What Chimerica has wrought
From the American Interest, an interesting opinion piece on the intricate relationship between China’s Rise and America’s spending, and the collapse of one may have profound effects on the other’s ability to continue rising the same way as before. If it still comes down to the ‘Rise of the Rest’ dependent on US consumer’s ability to consume, that system is now weakened, though not gone for good. And if it comes to that there is no other world consumer able or willing to replace the US consumer, what is the source of future growth? One can’t export one’s way out of this. The entire article can be read online here.
What “Chimerica” Hath Wrought
The U.S. financial system has been as much a part of American power over the past thirty years as the Sixth Fleet. Yet Wall Street’s illustrious investment banks have been either bankrupted, swallowed up or transformed into regular banks in the space of less than a year. So close did the U.S. financial system come to complete meltdown in September that Treasury Secretary Henry Paulson was driven to request emergency powers worthy of wartime: carte blanche to spend around $700 billion on the mother of all bailouts. This is in fact less than half the sum the Federal Reserve has already spent through its various “facilities” to banks….

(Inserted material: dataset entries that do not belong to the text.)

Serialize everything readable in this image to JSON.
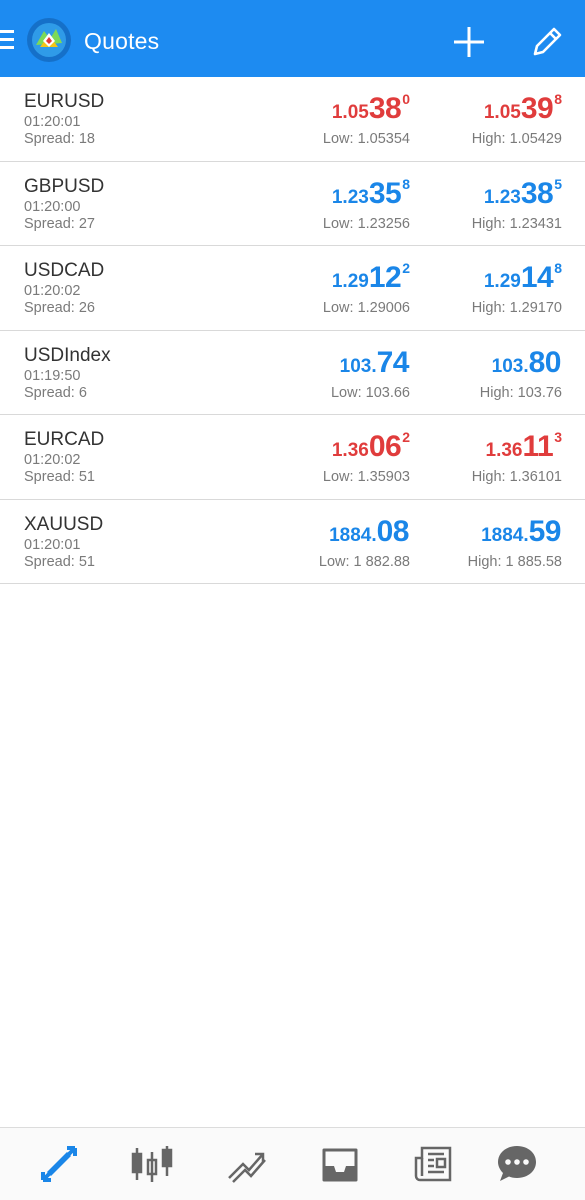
{
  "header": {
    "title": "Quotes"
  },
  "colors": {
    "accent": "#1d8bf1",
    "up": "#1a86e8",
    "down": "#e03c3c"
  },
  "quotes": [
    {
      "symbol": "EURUSD",
      "time": "01:20:01",
      "spread": "Spread: 18",
      "bid": {
        "small": "1.05",
        "big": "38",
        "sup": "0",
        "dir": "down"
      },
      "ask": {
        "small": "1.05",
        "big": "39",
        "sup": "8",
        "dir": "down"
      },
      "low": "Low: 1.05354",
      "high": "High: 1.05429"
    },
    {
      "symbol": "GBPUSD",
      "time": "01:20:00",
      "spread": "Spread: 27",
      "bid": {
        "small": "1.23",
        "big": "35",
        "sup": "8",
        "dir": "up"
      },
      "ask": {
        "small": "1.23",
        "big": "38",
        "sup": "5",
        "dir": "up"
      },
      "low": "Low: 1.23256",
      "high": "High: 1.23431"
    },
    {
      "symbol": "USDCAD",
      "time": "01:20:02",
      "spread": "Spread: 26",
      "bid": {
        "small": "1.29",
        "big": "12",
        "sup": "2",
        "dir": "up"
      },
      "ask": {
        "small": "1.29",
        "big": "14",
        "sup": "8",
        "dir": "up"
      },
      "low": "Low: 1.29006",
      "high": "High: 1.29170"
    },
    {
      "symbol": "USDIndex",
      "time": "01:19:50",
      "spread": "Spread: 6",
      "bid": {
        "small": "103.",
        "big": "74",
        "sup": "",
        "dir": "up"
      },
      "ask": {
        "small": "103.",
        "big": "80",
        "sup": "",
        "dir": "up"
      },
      "low": "Low: 103.66",
      "high": "High: 103.76"
    },
    {
      "symbol": "EURCAD",
      "time": "01:20:02",
      "spread": "Spread: 51",
      "bid": {
        "small": "1.36",
        "big": "06",
        "sup": "2",
        "dir": "down"
      },
      "ask": {
        "small": "1.36",
        "big": "11",
        "sup": "3",
        "dir": "down"
      },
      "low": "Low: 1.35903",
      "high": "High: 1.36101"
    },
    {
      "symbol": "XAUUSD",
      "time": "01:20:01",
      "spread": "Spread: 51",
      "bid": {
        "small": "1884.",
        "big": "08",
        "sup": "",
        "dir": "up"
      },
      "ask": {
        "small": "1884.",
        "big": "59",
        "sup": "",
        "dir": "up"
      },
      "low": "Low: 1 882.88",
      "high": "High: 1 885.58"
    }
  ],
  "bottom_nav": [
    {
      "icon": "quotes-arrows-icon",
      "active": true
    },
    {
      "icon": "candlestick-chart-icon",
      "active": false
    },
    {
      "icon": "trade-icon",
      "active": false
    },
    {
      "icon": "history-inbox-icon",
      "active": false
    },
    {
      "icon": "news-icon",
      "active": false
    },
    {
      "icon": "chat-icon",
      "active": false
    }
  ]
}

….But the most important reason why the United States bounces back from even the worst financial crises is that these crises, bad as they seem at home, always have worse effects on America’s rivals.…The American credit crunch is already having much worse economic effects abroad than at home. It will be no surprise if it is also more politically disruptive to America’s rivals…

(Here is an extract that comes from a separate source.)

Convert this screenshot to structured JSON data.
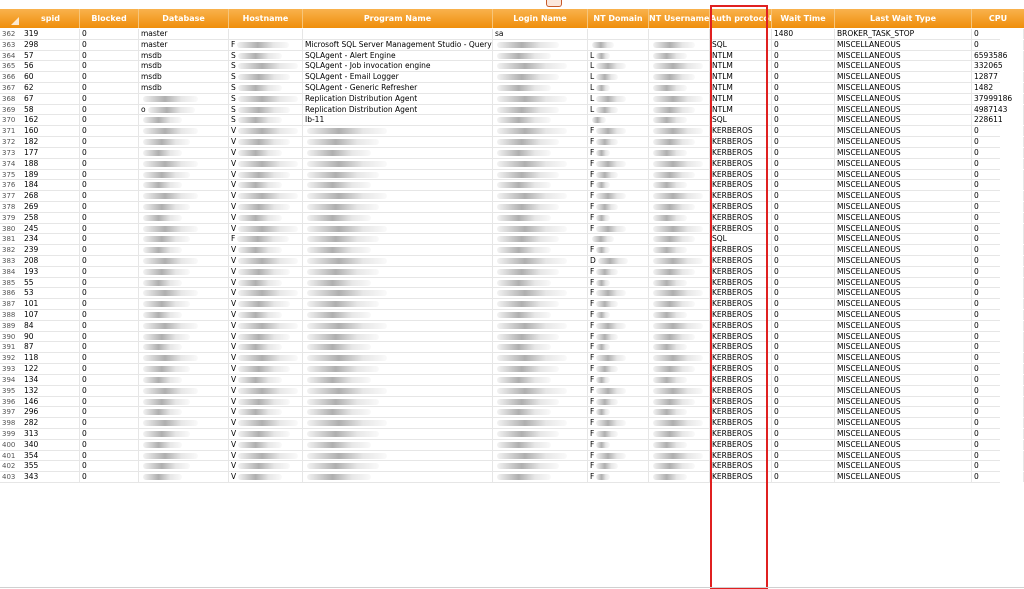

Nonetheless, it is much too early to conclude that in geopolitical terms the American century is over, or that China solo is about to take over from Chimerica. Power is always relative, and a crisis that hits the periphery of the global economy harder than the core must logically increase the power of the core….